** RECORDS SUPPLIED follows **

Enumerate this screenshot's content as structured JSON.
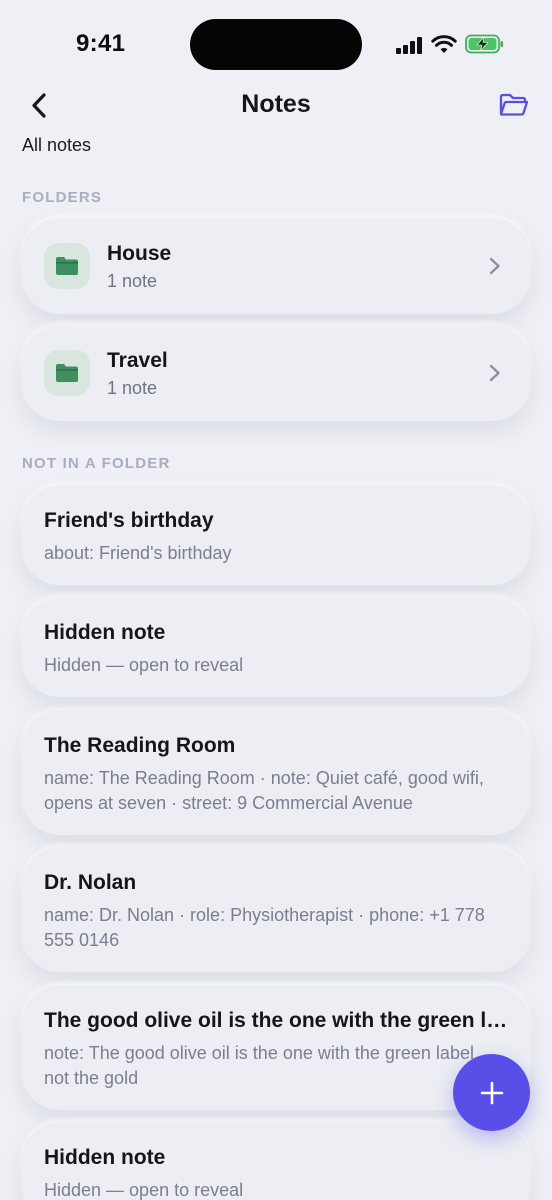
{
  "status_bar": {
    "time": "9:41"
  },
  "nav": {
    "title": "Notes"
  },
  "breadcrumb": "All notes",
  "sections": {
    "folders": "FOLDERS",
    "not_in_folder": "NOT IN A FOLDER"
  },
  "folders": [
    {
      "name": "House",
      "count": "1 note"
    },
    {
      "name": "Travel",
      "count": "1 note"
    }
  ],
  "notes": [
    {
      "title": "Friend's birthday",
      "preview": "about: Friend's birthday"
    },
    {
      "title": "Hidden note",
      "preview": "Hidden — open to reveal"
    },
    {
      "title": "The Reading Room",
      "preview": "name: The Reading Room · note: Quiet café, good wifi, opens at seven · street: 9 Commercial Avenue"
    },
    {
      "title": "Dr. Nolan",
      "preview": "name: Dr. Nolan · role: Physiotherapist · phone: +1 778 555 0146"
    },
    {
      "title": "The good olive oil is the one with the green lab…",
      "preview": "note: The good olive oil is the one with the green label, not the gold"
    },
    {
      "title": "Hidden note",
      "preview": "Hidden — open to reveal"
    }
  ],
  "colors": {
    "accent": "#5a4ee8",
    "folder_green": "#3f8f5f",
    "background": "#eef0f5"
  },
  "icons": {
    "back": "chevron-left-icon",
    "folders": "folder-open-icon",
    "folder": "folder-icon",
    "add": "plus-icon"
  }
}
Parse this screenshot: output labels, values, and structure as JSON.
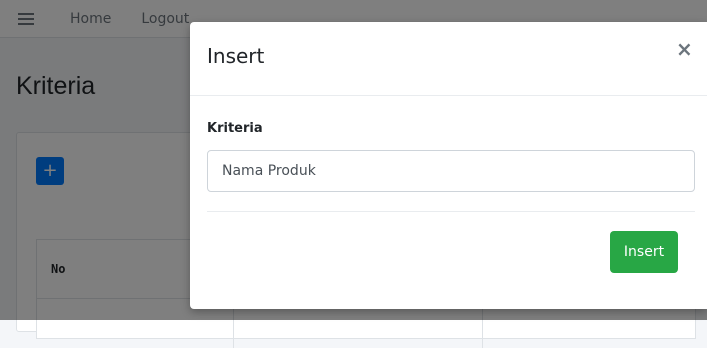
{
  "navbar": {
    "menu_icon": "hamburger-icon",
    "home_label": "Home",
    "logout_label": "Logout"
  },
  "page": {
    "title": "Kriteria",
    "add_button_label": "+",
    "table": {
      "headers": [
        "No"
      ]
    }
  },
  "modal": {
    "title": "Insert",
    "close_label": "×",
    "field_label": "Kriteria",
    "field_value": "Nama Produk",
    "submit_label": "Insert"
  },
  "colors": {
    "primary": "#007bff",
    "success": "#28a745",
    "overlay": "rgba(0,0,0,0.5)"
  }
}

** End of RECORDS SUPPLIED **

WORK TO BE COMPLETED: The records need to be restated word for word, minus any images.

EXERCISE OUTPUT:
Enumerate this screenshot's content as structured JSON.
{
  "status_bar": {
    "time": "9:41"
  },
  "nav": {
    "title": "Notes"
  },
  "breadcrumb": "All notes",
  "sections": {
    "folders": "FOLDERS",
    "not_in_folder": "NOT IN A FOLDER"
  },
  "folders": [
    {
      "name": "House",
      "count": "1 note"
    },
    {
      "name": "Travel",
      "count": "1 note"
    }
  ],
  "notes": [
    {
      "title": "Friend's birthday",
      "preview": "about: Friend's birthday"
    },
    {
      "title": "Hidden note",
      "preview": "Hidden — open to reveal"
    },
    {
      "title": "The Reading Room",
      "preview": "name: The Reading Room · note: Quiet café, good wifi, opens at seven · street: 9 Commercial Avenue"
    },
    {
      "title": "Dr. Nolan",
      "preview": "name: Dr. Nolan · role: Physiotherapist · phone: +1 778 555 0146"
    },
    {
      "title": "The good olive oil is the one with the green lab…",
      "preview": "note: The good olive oil is the one with the green label, not the gold"
    },
    {
      "title": "Hidden note",
      "preview": "Hidden — open to reveal"
    }
  ],
  "colors": {
    "accent": "#5a4ee8",
    "folder_green": "#3f8f5f",
    "background": "#eef0f5"
  },
  "icons": {
    "back": "chevron-left-icon",
    "folders": "folder-open-icon",
    "folder": "folder-icon",
    "add": "plus-icon"
  }
}
Parse this screenshot: output labels, values, and structure as JSON.
{
  "navbar": {
    "menu_icon": "hamburger-icon",
    "home_label": "Home",
    "logout_label": "Logout"
  },
  "page": {
    "title": "Kriteria",
    "add_button_label": "+",
    "table": {
      "headers": [
        "No"
      ]
    }
  },
  "modal": {
    "title": "Insert",
    "close_label": "×",
    "field_label": "Kriteria",
    "field_value": "Nama Produk",
    "submit_label": "Insert"
  },
  "colors": {
    "primary": "#007bff",
    "success": "#28a745",
    "overlay": "rgba(0,0,0,0.5)"
  }
}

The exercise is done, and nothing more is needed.